She’s right. I have seen my father choke my mother before, and he always says mean things about girls. I begin to grow very afraid. Will he treat the baby in my arms even worse than he treats me? If putting her down means she won’t get punched or kicked by Papa, is that better? Somehow, she feels glued to my chest, and I don’t want to let her go; not for anything.
“Please,” my mother says frantically as she waves me over with her hand. “Please just leave the baby there.”
“But… but she’ll get hurt. If cars drive by, they could hit her.”
“We’ll come back for her, soon. I promise. I just need to go home. I’m in a lot of pain.”
I look down at the ground fearfully. “Are you sure, Mama?”
“Leave her, Liam!”
I quickly move to do as she says, and place the baby down in the snow on the side of the road. The little girl looks at me in confusion as I stand up, and her tiny arms move a little, reaching out for me. I can tell she already misses the warmth of being held; she misses me. My heart is breaking. This feels wrong.
“Quickly, Liam!” my mother shouts.
Ripping my own coat off my shoulders, I lay it over the baby as an extra layer of protection. She makes a cooing sound as she looks up at me, and I feel tears falling from my eyes onto her cheeks. “I love you,” I tell her, bending down to place a kiss on her forehead. “I’m sorry. We’ll come back for you, little sister. Mama promised.” I have a terrible feeling, but I’m too afraid to go against my mother, so I run back to the car. I can hear the baby start to cry, and my insides ache.

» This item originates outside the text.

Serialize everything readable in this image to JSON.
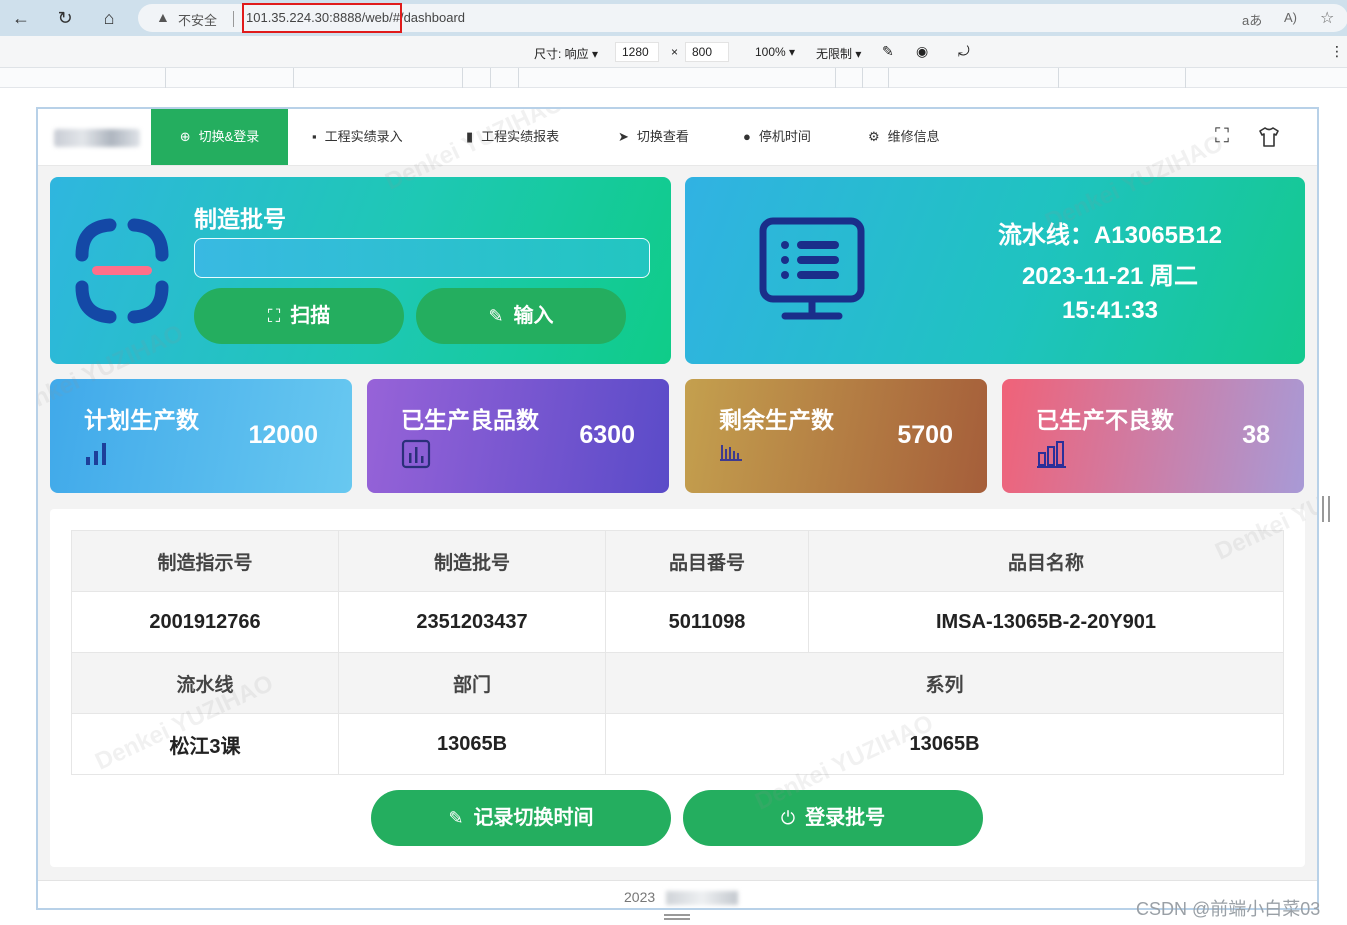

I have barely jumped into the vehicle before my mom starts driving away. I didn’t even get a chance to close my car door, but it slams shut with the force of the car’s acceleration. My mother is sobbing and the car is veering dangerously as she drives away at breakneck speeds.
“Mama?” I ask her nervously. “Are we gonna go back for her soon?”
“Who?” my mother asks brokenly.
“What baby?” Tears pour down my mother’s face as she shakes her head violently. “There is no baby. There never was a baby.”
Her words confuse me, and I look behind the car to try to see where I laid the infant down on the side of the road. I can still hear her cries echoing in my ears. I can still see her sweet face looking up at me. “Mama, we have to go back,” I say as panic begins to fill my chest. “I left the baby there and it’s so cold. She doesn’t even have clothes yet. Can we go back now?”
“There is no baby,” my mother says quietly, repeating the words to herself over and over. “There is no baby.”
I am terrified. There’s something wrong with my mother and I don’t know what to do. What’s going to happen now? Is my little sister going to be okay? I am her big brother. I was supposed to protect her.
What have I done?